On 20 June, my wife and I were travelling south-east Queensland in our caravan. That night, in a rest area, I suffered what I now know was a heart attack. We drove to Biggenden hospital the next morning, on my wife’s insistence, where I was feeling like a time waster. In hindsight, I should have listened to her and rang 000. A few hours later I was being transported to Bundaberg’s Friendly Society Private Hospital by ambulance. Three days later I was in the RACQ LifeFlight helicopter to St Vincent’s Private Hospital Brisbane, for an emergency triple bypass. All the doctors, nursing staff, pilot and crew of the RACQ LifeFlight helicopter and ambulance were outstanding. How lucky we are to have these facilities. Thank you all for saving my life.
RAY SHAW, TIN CAN BAY

Show some patience

My daughter is learning to drive a manual. Sometimes she stalls at traffic lights, and without fail she will be beeped by the driver behind her before she has even had time to restart the car. Are people blind to the L plates? Do they think that their awareness of the car not moving is more keen than the learner driver and their supervisor combined, and that the beep is somehow helping? Are the roads now filled with a generation of drivers who don’t understand that manual cars can stall and stalling is a common problem for inexperienced drivers? We live in a fast-paced world of distraction but it would be nice if people could pay enough attention to realise the driver in front of them isn’t distracted, just inexperienced, and that a moment of patience would be more helpful than a beeping horn.
BRETT CAIRD, CARINDALE

Red-light rage

I have noticed – repeatedly and regretfully – the increase in “no left turn red arrow” traffic lights. Why? Obviously, it is to allow pedestrians to cross the road before a driver turns left. Again, why? The road rules have never allowed a driver to run over a pedestrian simply because the driver has a green light! A driver must give way, so why install that red arrow?  When there are no pedestrians the arrow simply holds up the traffic flow. Who in government had the bright idea to hold up traffic unnecessarily and spend money unnecessarily to install these red arrows?
STEVE WOOLCOCK, HAMILTON

Member says thanks

An RACQ membership can mean many things to many people. A member since 1958 when driving a small Austin Tourer convertible car in his youth, my dad Dennis Horner believed in the RACQ club and kept his membership continuously until his passing earlier this year. Legions of cars – the beloved Tourer, an EJ Holden Wagon, FB sedan, Toyotas, a Volvo, a cantankerous Kombi and finally a 1992 VP Commodore Wagon – all received the RACQ “special touch” over the years. He read your wonderfully informative magazine from cover to cover and welcomed the advice and reviews. Another satisfied and proud member. Thank you, RACQ team.
SUSAN & GARY HORNER, SOUTHPORT

Electric vehicle doubter

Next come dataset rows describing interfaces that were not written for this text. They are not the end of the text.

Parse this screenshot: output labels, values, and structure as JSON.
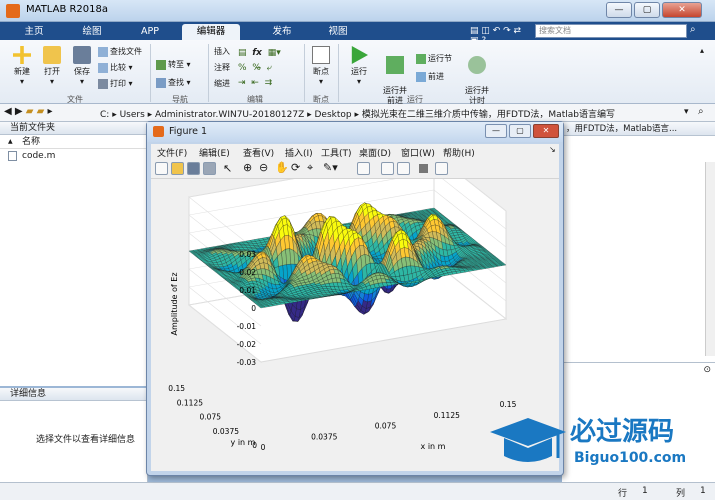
{
  "window": {
    "title": "MATLAB R2018a"
  },
  "tabs": [
    {
      "label": "主页"
    },
    {
      "label": "绘图"
    },
    {
      "label": "APP"
    },
    {
      "label": "编辑器"
    },
    {
      "label": "发布"
    },
    {
      "label": "视图"
    }
  ],
  "search": {
    "placeholder": "搜索文档"
  },
  "ribbon": {
    "file": {
      "new": "新建",
      "open": "打开",
      "save": "保存",
      "find_files": "查找文件",
      "compare": "比较",
      "print": "打印",
      "group": "文件"
    },
    "nav": {
      "goto": "转至",
      "find": "查找",
      "group": "导航"
    },
    "edit": {
      "insert": "插入",
      "comment": "注释",
      "indent": "缩进",
      "fx": "fx",
      "group": "编辑"
    },
    "breakpoints": {
      "label": "断点",
      "group": "断点"
    },
    "run": {
      "run": "运行",
      "run_advance": "运行并\n前进",
      "run_section": "运行节",
      "advance": "前进",
      "run_time": "运行并\n计时",
      "group": "运行"
    }
  },
  "address": {
    "segments": [
      "C:",
      "Users",
      "Administrator.WIN7U-20180127Z",
      "Desktop",
      "模拟光束在二维三维介质中传输，用FDTD法，Matlab语言编写"
    ]
  },
  "left_panel": {
    "title": "当前文件夹",
    "col_name": "名称",
    "sort_indicator": "▲",
    "file": "code.m",
    "details_title": "详细信息",
    "details_hint": "选择文件以查看详细信息"
  },
  "right_panel": {
    "path_suffix": "，用FDTD法，Matlab语言..."
  },
  "status": {
    "row_label": "行",
    "row_value": "1",
    "col_label": "列",
    "col_value": "1"
  },
  "figure": {
    "title": "Figure 1",
    "menu": [
      "文件(F)",
      "编辑(E)",
      "查看(V)",
      "插入(I)",
      "工具(T)",
      "桌面(D)",
      "窗口(W)",
      "帮助(H)"
    ]
  },
  "chart_data": {
    "type": "surface",
    "zlabel": "Amplitude of Ez",
    "xlabel": "x in m",
    "ylabel": "y in m",
    "z_ticks": [
      "0.03",
      "0.02",
      "0.01",
      "0",
      "-0.01",
      "-0.02",
      "-0.03"
    ],
    "zlim": [
      -0.03,
      0.03
    ],
    "x_ticks": [
      "0",
      "0.0375",
      "0.075",
      "0.1125",
      "0.15"
    ],
    "y_ticks": [
      "0.15",
      "0.1125",
      "0.075",
      "0.0375",
      "0"
    ],
    "xlim": [
      0,
      0.15
    ],
    "ylim": [
      0,
      0.15
    ],
    "colormap": "parula",
    "colors": [
      "#352a87",
      "#0f5cdd",
      "#1481d6",
      "#06a4ca",
      "#2eb7a4",
      "#87bf77",
      "#d1bb59",
      "#fec832",
      "#f9fb0e"
    ]
  },
  "watermark": {
    "brand": "必过源码",
    "url": "Biguo100.com"
  }
}
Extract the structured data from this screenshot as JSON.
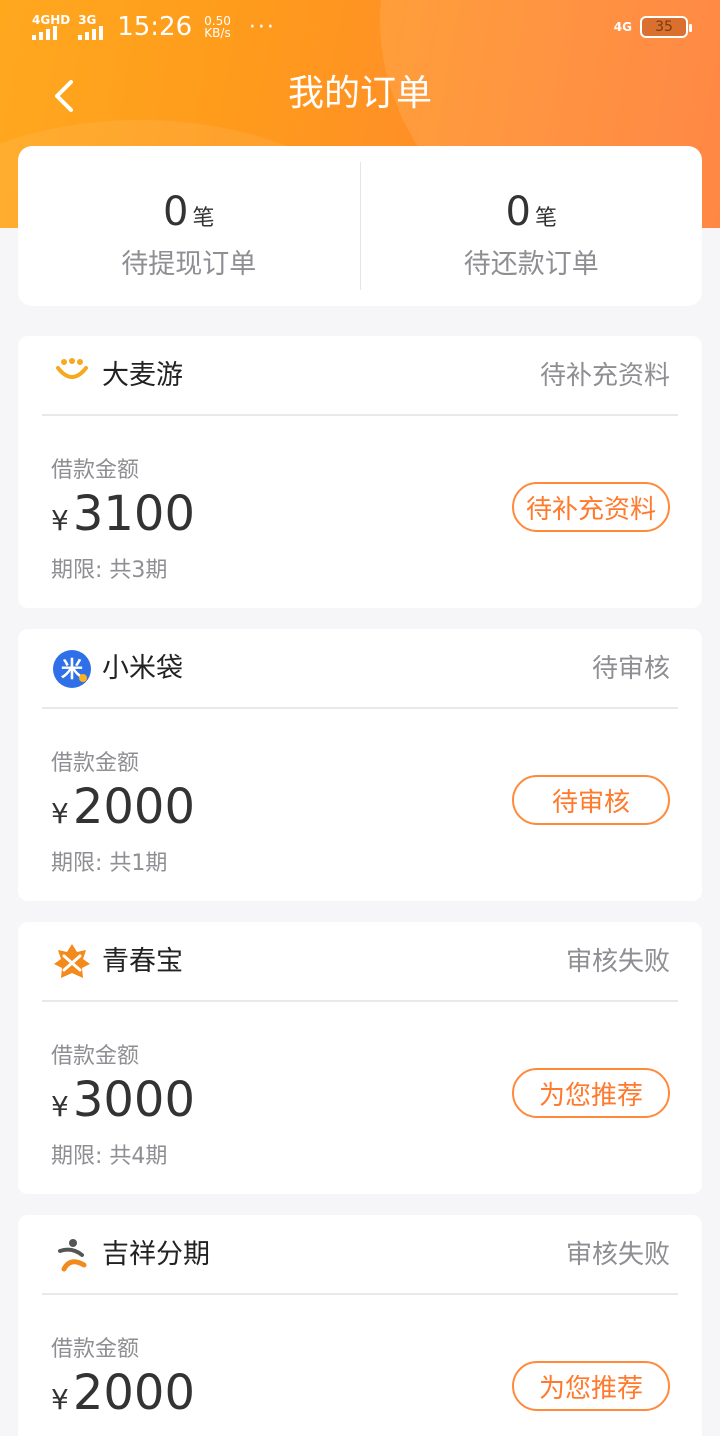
{
  "status_bar": {
    "sim1": "4GHD",
    "sim2": "3G",
    "time": "15:26",
    "speed_value": "0.50",
    "speed_unit": "KB/s",
    "more": "···",
    "network": "4G",
    "battery": "35"
  },
  "header": {
    "back_icon": "chevron-left-icon",
    "title": "我的订单"
  },
  "summary": {
    "withdraw_count": "0",
    "withdraw_unit": "笔",
    "withdraw_label": "待提现订单",
    "repay_count": "0",
    "repay_unit": "笔",
    "repay_label": "待还款订单"
  },
  "orders": [
    {
      "brand": "大麦游",
      "logo_text": "大麦游",
      "status": "待补充资料",
      "amount_label": "借款金额",
      "currency": "¥",
      "amount": "3100",
      "term": "期限: 共3期",
      "action": "待补充资料"
    },
    {
      "brand": "小米袋",
      "logo_text": "米",
      "status": "待审核",
      "amount_label": "借款金额",
      "currency": "¥",
      "amount": "2000",
      "term": "期限: 共1期",
      "action": "待审核"
    },
    {
      "brand": "青春宝",
      "logo_text": "",
      "status": "审核失败",
      "amount_label": "借款金额",
      "currency": "¥",
      "amount": "3000",
      "term": "期限: 共4期",
      "action": "为您推荐"
    },
    {
      "brand": "吉祥分期",
      "logo_text": "",
      "status": "审核失败",
      "amount_label": "借款金额",
      "currency": "¥",
      "amount": "2000",
      "term": "",
      "action": "为您推荐"
    }
  ],
  "colors": {
    "accent": "#ff7a2c",
    "header_start": "#ffa81e",
    "header_end": "#ff7a30",
    "muted_text": "#8e8e93"
  }
}
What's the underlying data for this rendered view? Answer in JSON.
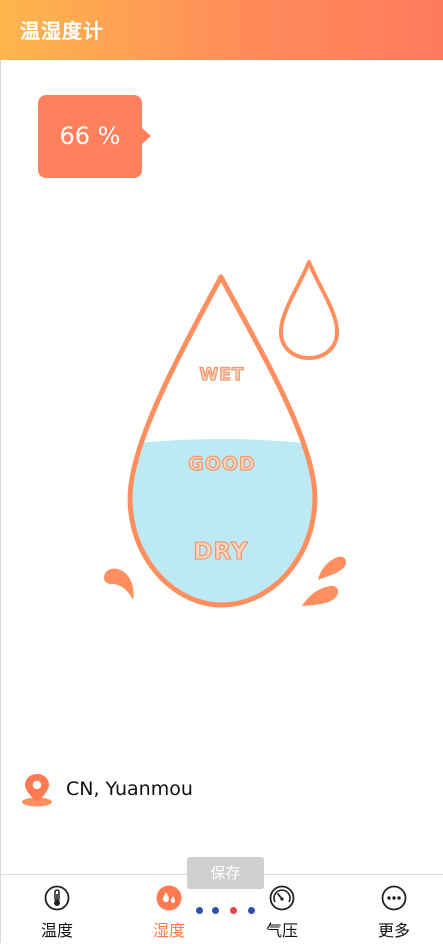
{
  "header": {
    "title": "温湿度计"
  },
  "humidity": {
    "value_text": "66 %",
    "value": 66
  },
  "gauge": {
    "labels": {
      "wet": "WET",
      "good": "GOOD",
      "dry": "DRY"
    },
    "fill_level": 0.5
  },
  "location": {
    "icon": "location-pin-icon",
    "text": "CN, Yuanmou"
  },
  "save_button": {
    "label": "保存"
  },
  "nav": {
    "items": [
      {
        "label": "温度",
        "icon": "thermometer-icon",
        "active": false
      },
      {
        "label": "湿度",
        "icon": "water-drop-icon",
        "active": true
      },
      {
        "label": "气压",
        "icon": "gauge-icon",
        "active": false
      },
      {
        "label": "更多",
        "icon": "more-icon",
        "active": false
      }
    ]
  },
  "pager": {
    "count": 4,
    "active_index": 2
  },
  "colors": {
    "header_start": "#fdb64c",
    "header_end": "#ff7a5c",
    "accent": "#ff805b",
    "drop_outline": "#ff8f5f",
    "water": "#bde9f4",
    "active_nav": "#ff7a52",
    "dot": "#2f4fa8",
    "dot_active": "#e8434b"
  }
}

The future of motoring is not “undoubtedly electric” (Aug/Sep 2020). Emissions reductions by Australia will have no impact on any warming; and reductions in other Western countries are far more than offset by growth in emissions in China, India and other non-Western countries, which will become increasingly economically dominant, as well as politically assertive. The overall costs (including for rare metals) and lesser convenience of electric vehicles, particularly in our vast country, will always count against them. 
MICHAEL CUNNINGHAM, WEST END

Tyre advice

It seems an acceptable practice when buying a new trailer to select either new or used tyres. I recently bought a new box trailer and took the cheaper second-hand option in the belief such tyres came from trade-ins, wrecks or the like, and met with some inspection standard. On the second use of my trailer I experienced a flat tyre which upon being taken for repair revealed it was irreparable due to separation of layers, two previous repairs and that the tyre was 11 years old. My grievance representations with the manufacturer met with indifference and a shrug of the shoulders – I made the wrong choice. I promptly replaced all three tyres. Lesson learnt. My advice is that unless you can verify the used tyre to your satisfaction, take new tyres every time.
BILL LARKMAN, BUNDABERG